---- The data

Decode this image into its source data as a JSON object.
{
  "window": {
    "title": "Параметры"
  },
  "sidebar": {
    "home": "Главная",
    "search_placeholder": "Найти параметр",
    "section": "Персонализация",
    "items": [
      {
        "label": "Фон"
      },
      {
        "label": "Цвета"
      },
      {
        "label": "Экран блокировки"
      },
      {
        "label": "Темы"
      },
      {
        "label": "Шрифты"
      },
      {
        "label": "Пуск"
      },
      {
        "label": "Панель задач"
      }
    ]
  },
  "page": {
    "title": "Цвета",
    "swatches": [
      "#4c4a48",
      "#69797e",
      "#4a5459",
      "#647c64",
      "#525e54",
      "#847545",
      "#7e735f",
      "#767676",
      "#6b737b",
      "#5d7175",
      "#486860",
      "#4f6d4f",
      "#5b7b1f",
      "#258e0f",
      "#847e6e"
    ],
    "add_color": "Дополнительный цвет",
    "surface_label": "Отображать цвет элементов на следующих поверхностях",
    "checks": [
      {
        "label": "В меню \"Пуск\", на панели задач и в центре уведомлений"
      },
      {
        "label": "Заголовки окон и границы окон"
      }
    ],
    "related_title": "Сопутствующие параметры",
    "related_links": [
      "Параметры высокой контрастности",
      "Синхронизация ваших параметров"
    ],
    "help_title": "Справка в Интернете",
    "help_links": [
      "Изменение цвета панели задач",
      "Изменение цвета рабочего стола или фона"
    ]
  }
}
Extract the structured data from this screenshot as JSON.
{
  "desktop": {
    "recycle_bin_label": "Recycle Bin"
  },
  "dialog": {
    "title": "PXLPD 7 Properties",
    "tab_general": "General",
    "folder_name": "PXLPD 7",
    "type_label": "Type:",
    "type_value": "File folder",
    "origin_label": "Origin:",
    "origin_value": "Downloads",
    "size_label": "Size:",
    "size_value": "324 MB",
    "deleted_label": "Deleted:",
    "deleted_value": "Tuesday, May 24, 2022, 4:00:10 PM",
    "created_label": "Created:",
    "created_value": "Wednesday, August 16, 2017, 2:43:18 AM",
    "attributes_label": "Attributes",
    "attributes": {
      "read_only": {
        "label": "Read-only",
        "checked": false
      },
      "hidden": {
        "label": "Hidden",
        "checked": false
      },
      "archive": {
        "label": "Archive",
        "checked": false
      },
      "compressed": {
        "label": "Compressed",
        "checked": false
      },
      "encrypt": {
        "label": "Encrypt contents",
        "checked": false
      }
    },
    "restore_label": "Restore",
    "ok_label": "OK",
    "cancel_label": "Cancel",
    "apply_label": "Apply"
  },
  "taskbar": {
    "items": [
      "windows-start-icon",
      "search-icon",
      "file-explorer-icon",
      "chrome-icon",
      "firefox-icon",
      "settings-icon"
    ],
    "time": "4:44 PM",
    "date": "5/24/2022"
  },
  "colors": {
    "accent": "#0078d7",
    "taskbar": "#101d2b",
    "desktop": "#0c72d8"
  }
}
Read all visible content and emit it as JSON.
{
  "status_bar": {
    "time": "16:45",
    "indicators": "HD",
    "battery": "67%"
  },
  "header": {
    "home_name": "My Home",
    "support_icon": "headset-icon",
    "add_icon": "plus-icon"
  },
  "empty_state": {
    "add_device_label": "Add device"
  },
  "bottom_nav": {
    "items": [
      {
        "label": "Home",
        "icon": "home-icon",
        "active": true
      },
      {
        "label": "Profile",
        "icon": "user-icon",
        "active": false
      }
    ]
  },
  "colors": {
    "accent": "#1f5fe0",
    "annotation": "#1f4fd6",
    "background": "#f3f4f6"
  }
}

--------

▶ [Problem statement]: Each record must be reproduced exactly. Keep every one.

▶ [Exercise output]:
Decode this image into its source data as a JSON object.
{
  "window": {
    "title": "Параметры"
  },
  "sidebar": {
    "home": "Главная",
    "search_placeholder": "Найти параметр",
    "section": "Персонализация",
    "items": [
      {
        "label": "Фон"
      },
      {
        "label": "Цвета"
      },
      {
        "label": "Экран блокировки"
      },
      {
        "label": "Темы"
      },
      {
        "label": "Шрифты"
      },
      {
        "label": "Пуск"
      },
      {
        "label": "Панель задач"
      }
    ]
  },
  "page": {
    "title": "Цвета",
    "swatches": [
      "#4c4a48",
      "#69797e",
      "#4a5459",
      "#647c64",
      "#525e54",
      "#847545",
      "#7e735f",
      "#767676",
      "#6b737b",
      "#5d7175",
      "#486860",
      "#4f6d4f",
      "#5b7b1f",
      "#258e0f",
      "#847e6e"
    ],
    "add_color": "Дополнительный цвет",
    "surface_label": "Отображать цвет элементов на следующих поверхностях",
    "checks": [
      {
        "label": "В меню \"Пуск\", на панели задач и в центре уведомлений"
      },
      {
        "label": "Заголовки окон и границы окон"
      }
    ],
    "related_title": "Сопутствующие параметры",
    "related_links": [
      "Параметры высокой контрастности",
      "Синхронизация ваших параметров"
    ],
    "help_title": "Справка в Интернете",
    "help_links": [
      "Изменение цвета панели задач",
      "Изменение цвета рабочего стола или фона"
    ]
  }
}
Extract the structured data from this screenshot as JSON.
{
  "desktop": {
    "recycle_bin_label": "Recycle Bin"
  },
  "dialog": {
    "title": "PXLPD 7 Properties",
    "tab_general": "General",
    "folder_name": "PXLPD 7",
    "type_label": "Type:",
    "type_value": "File folder",
    "origin_label": "Origin:",
    "origin_value": "Downloads",
    "size_label": "Size:",
    "size_value": "324 MB",
    "deleted_label": "Deleted:",
    "deleted_value": "Tuesday, May 24, 2022, 4:00:10 PM",
    "created_label": "Created:",
    "created_value": "Wednesday, August 16, 2017, 2:43:18 AM",
    "attributes_label": "Attributes",
    "attributes": {
      "read_only": {
        "label": "Read-only",
        "checked": false
      },
      "hidden": {
        "label": "Hidden",
        "checked": false
      },
      "archive": {
        "label": "Archive",
        "checked": false
      },
      "compressed": {
        "label": "Compressed",
        "checked": false
      },
      "encrypt": {
        "label": "Encrypt contents",
        "checked": false
      }
    },
    "restore_label": "Restore",
    "ok_label": "OK",
    "cancel_label": "Cancel",
    "apply_label": "Apply"
  },
  "taskbar": {
    "items": [
      "windows-start-icon",
      "search-icon",
      "file-explorer-icon",
      "chrome-icon",
      "firefox-icon",
      "settings-icon"
    ],
    "time": "4:44 PM",
    "date": "5/24/2022"
  },
  "colors": {
    "accent": "#0078d7",
    "taskbar": "#101d2b",
    "desktop": "#0c72d8"
  }
}
Read all visible content and emit it as JSON.
{
  "status_bar": {
    "time": "16:45",
    "indicators": "HD",
    "battery": "67%"
  },
  "header": {
    "home_name": "My Home",
    "support_icon": "headset-icon",
    "add_icon": "plus-icon"
  },
  "empty_state": {
    "add_device_label": "Add device"
  },
  "bottom_nav": {
    "items": [
      {
        "label": "Home",
        "icon": "home-icon",
        "active": true
      },
      {
        "label": "Profile",
        "icon": "user-icon",
        "active": false
      }
    ]
  },
  "colors": {
    "accent": "#1f5fe0",
    "annotation": "#1f4fd6",
    "background": "#f3f4f6"
  }
}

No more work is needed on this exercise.